**Work instructions**
Pull every line containing the word "component" out of the material below.

-------- Provided material

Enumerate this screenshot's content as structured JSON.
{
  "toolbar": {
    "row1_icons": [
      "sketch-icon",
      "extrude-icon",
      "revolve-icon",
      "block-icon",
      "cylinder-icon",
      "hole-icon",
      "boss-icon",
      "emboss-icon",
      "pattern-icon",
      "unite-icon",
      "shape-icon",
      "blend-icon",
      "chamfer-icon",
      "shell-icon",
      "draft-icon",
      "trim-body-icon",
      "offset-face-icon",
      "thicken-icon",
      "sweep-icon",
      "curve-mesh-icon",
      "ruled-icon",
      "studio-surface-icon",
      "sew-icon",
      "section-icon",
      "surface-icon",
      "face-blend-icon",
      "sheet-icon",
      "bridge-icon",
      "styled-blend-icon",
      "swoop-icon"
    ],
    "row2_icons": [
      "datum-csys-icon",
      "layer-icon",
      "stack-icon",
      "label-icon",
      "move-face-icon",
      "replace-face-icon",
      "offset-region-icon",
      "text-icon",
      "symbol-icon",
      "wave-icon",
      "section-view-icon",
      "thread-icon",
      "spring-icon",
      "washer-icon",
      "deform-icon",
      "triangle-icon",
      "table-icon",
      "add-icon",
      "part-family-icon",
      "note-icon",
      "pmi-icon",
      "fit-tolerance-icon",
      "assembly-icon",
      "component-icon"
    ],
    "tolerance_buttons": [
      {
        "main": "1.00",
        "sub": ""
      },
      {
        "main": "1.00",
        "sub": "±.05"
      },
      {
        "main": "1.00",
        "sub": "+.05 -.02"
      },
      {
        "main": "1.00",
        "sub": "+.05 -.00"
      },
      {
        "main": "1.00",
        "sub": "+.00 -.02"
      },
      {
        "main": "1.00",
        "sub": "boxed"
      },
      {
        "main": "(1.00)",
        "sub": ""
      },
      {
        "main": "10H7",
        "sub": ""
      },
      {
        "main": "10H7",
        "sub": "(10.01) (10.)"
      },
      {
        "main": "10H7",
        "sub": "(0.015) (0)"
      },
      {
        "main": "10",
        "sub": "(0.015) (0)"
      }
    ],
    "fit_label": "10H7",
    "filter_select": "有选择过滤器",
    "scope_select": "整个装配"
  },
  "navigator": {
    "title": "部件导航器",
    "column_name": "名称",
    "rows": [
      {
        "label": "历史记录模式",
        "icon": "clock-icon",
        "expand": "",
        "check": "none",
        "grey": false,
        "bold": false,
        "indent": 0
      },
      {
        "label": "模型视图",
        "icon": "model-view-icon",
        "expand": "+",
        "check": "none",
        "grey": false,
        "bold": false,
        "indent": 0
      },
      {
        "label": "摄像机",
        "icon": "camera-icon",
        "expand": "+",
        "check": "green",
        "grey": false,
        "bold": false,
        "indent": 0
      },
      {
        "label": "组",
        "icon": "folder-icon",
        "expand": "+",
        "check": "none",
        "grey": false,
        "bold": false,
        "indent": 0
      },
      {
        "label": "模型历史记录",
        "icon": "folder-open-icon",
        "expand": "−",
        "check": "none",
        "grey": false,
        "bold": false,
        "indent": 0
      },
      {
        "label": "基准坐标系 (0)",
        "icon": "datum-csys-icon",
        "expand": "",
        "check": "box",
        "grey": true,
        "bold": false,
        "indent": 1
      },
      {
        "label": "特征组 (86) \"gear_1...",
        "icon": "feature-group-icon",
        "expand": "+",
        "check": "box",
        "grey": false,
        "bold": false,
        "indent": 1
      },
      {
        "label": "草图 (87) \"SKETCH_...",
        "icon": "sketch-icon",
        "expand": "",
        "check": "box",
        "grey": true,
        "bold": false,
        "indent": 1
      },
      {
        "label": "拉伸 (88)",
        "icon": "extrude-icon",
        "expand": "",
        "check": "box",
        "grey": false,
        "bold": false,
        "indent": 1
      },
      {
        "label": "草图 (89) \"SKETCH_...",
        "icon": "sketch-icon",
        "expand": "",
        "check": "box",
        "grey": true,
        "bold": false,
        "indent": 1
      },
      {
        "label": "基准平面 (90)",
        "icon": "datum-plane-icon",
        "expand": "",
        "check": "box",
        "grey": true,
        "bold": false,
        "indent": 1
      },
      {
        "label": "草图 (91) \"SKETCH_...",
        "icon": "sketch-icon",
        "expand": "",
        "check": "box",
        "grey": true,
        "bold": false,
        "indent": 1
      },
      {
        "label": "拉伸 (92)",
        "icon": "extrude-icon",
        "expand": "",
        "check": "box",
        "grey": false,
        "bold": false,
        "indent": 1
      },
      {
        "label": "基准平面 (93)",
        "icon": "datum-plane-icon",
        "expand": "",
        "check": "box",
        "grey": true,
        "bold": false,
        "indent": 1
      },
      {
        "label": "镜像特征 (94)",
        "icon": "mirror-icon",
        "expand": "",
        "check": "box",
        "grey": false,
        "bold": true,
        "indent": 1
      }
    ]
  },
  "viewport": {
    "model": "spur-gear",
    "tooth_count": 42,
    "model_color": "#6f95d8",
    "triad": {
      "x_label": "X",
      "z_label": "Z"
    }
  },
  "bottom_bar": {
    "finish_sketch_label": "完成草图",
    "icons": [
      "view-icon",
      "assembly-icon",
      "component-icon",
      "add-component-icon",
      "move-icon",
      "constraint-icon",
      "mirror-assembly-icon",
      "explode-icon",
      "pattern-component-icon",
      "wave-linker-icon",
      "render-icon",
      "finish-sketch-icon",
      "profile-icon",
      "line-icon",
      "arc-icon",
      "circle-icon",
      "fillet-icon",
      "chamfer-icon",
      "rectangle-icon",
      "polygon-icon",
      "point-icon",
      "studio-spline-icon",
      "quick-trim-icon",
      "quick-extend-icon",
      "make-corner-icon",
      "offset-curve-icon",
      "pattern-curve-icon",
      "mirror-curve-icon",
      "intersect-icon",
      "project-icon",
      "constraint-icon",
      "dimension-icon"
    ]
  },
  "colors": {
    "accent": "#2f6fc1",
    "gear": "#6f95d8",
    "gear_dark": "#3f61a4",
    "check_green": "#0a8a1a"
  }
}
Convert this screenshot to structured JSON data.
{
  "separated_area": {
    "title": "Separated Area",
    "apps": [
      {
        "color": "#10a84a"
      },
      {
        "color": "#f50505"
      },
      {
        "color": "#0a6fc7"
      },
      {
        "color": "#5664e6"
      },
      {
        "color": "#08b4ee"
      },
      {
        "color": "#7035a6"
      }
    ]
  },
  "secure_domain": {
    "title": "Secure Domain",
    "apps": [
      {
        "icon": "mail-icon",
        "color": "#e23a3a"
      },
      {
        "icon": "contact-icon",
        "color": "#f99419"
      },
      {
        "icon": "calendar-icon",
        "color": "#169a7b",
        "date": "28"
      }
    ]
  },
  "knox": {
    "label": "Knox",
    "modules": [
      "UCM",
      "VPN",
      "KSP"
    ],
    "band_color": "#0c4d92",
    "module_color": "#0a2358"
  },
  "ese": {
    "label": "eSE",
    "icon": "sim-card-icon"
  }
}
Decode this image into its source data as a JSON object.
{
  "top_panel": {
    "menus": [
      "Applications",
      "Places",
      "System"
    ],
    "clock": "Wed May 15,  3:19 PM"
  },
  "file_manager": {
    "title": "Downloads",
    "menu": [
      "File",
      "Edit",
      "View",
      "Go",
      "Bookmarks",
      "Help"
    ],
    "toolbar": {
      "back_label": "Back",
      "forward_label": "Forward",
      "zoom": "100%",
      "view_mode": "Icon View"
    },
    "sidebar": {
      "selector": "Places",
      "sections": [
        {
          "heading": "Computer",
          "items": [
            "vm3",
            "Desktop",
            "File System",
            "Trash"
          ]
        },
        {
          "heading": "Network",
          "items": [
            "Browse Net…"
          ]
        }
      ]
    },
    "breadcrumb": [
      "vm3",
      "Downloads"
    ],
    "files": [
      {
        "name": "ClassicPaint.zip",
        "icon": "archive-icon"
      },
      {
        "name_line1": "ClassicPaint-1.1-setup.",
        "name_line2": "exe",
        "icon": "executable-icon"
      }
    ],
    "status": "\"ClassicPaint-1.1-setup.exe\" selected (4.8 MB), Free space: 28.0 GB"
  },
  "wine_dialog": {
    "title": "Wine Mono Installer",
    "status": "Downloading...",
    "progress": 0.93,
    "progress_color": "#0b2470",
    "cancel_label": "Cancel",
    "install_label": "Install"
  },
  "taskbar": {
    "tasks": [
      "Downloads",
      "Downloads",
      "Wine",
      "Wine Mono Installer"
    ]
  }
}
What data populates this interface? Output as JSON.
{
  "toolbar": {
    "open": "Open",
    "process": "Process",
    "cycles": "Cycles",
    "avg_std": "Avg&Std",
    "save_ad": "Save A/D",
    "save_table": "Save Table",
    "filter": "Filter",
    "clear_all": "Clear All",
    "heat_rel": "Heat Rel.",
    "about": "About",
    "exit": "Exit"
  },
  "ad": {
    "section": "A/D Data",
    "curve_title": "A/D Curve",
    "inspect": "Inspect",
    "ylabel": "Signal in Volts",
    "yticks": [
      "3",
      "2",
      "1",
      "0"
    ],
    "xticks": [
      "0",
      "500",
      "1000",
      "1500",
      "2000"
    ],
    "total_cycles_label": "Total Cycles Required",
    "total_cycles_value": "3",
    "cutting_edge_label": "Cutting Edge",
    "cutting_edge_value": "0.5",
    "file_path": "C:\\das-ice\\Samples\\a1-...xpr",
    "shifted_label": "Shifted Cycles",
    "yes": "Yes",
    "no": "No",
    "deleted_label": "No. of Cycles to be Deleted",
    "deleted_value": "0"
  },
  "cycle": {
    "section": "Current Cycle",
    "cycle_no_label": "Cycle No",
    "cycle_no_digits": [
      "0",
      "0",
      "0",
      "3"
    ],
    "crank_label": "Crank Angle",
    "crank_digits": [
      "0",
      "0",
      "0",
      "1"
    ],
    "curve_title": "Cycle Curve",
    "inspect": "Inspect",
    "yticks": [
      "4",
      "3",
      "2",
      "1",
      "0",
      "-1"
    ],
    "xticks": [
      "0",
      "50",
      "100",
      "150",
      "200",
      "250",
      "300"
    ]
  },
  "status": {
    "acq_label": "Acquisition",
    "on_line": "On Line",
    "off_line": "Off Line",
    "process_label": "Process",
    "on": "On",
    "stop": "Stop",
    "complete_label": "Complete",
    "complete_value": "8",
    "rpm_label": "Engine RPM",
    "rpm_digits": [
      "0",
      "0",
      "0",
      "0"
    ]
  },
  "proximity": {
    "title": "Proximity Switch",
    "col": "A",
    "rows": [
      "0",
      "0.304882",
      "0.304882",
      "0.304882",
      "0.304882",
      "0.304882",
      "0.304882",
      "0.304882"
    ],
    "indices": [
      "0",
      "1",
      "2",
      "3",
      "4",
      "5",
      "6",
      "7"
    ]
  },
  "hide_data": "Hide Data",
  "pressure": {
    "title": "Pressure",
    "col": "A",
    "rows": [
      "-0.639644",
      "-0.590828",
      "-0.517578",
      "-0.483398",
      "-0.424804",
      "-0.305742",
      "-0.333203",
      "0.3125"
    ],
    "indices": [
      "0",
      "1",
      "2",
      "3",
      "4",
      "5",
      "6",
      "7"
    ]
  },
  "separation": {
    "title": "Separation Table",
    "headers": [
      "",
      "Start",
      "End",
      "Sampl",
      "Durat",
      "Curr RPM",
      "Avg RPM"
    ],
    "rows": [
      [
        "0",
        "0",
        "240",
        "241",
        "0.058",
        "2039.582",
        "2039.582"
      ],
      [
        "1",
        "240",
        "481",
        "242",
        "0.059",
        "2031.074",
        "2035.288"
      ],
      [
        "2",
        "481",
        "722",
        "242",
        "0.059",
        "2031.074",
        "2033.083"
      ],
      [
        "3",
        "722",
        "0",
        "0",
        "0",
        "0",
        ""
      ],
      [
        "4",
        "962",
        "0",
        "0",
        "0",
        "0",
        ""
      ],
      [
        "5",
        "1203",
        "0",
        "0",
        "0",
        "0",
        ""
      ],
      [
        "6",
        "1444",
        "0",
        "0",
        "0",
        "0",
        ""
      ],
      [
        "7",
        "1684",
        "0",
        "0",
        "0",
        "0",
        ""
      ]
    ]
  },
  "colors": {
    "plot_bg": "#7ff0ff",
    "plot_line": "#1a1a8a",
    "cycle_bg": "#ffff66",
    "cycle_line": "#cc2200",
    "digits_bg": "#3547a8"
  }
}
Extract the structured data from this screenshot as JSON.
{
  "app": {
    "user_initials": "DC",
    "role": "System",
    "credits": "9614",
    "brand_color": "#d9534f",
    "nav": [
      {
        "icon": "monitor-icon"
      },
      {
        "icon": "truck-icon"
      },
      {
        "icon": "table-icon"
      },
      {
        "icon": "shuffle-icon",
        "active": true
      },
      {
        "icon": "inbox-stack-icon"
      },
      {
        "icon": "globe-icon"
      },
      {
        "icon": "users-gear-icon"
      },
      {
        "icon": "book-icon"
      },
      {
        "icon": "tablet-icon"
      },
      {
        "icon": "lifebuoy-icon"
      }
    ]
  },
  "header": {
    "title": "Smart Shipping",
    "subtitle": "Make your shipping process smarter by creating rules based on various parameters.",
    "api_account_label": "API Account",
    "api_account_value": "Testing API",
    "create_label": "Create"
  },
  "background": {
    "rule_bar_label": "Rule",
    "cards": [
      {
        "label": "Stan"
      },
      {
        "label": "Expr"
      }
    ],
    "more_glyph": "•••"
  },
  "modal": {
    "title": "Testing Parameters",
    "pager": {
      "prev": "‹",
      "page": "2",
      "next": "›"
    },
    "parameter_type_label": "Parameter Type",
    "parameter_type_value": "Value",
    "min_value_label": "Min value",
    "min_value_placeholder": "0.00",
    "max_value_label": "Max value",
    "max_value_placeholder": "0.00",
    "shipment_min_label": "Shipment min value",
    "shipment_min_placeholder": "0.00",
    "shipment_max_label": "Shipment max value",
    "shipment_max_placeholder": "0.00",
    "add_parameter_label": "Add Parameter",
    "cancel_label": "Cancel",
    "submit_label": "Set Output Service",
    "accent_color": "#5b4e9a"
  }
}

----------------

**Problem solution**
      "component-icon"
      "component-icon",
      "add-component-icon",
      "pattern-component-icon",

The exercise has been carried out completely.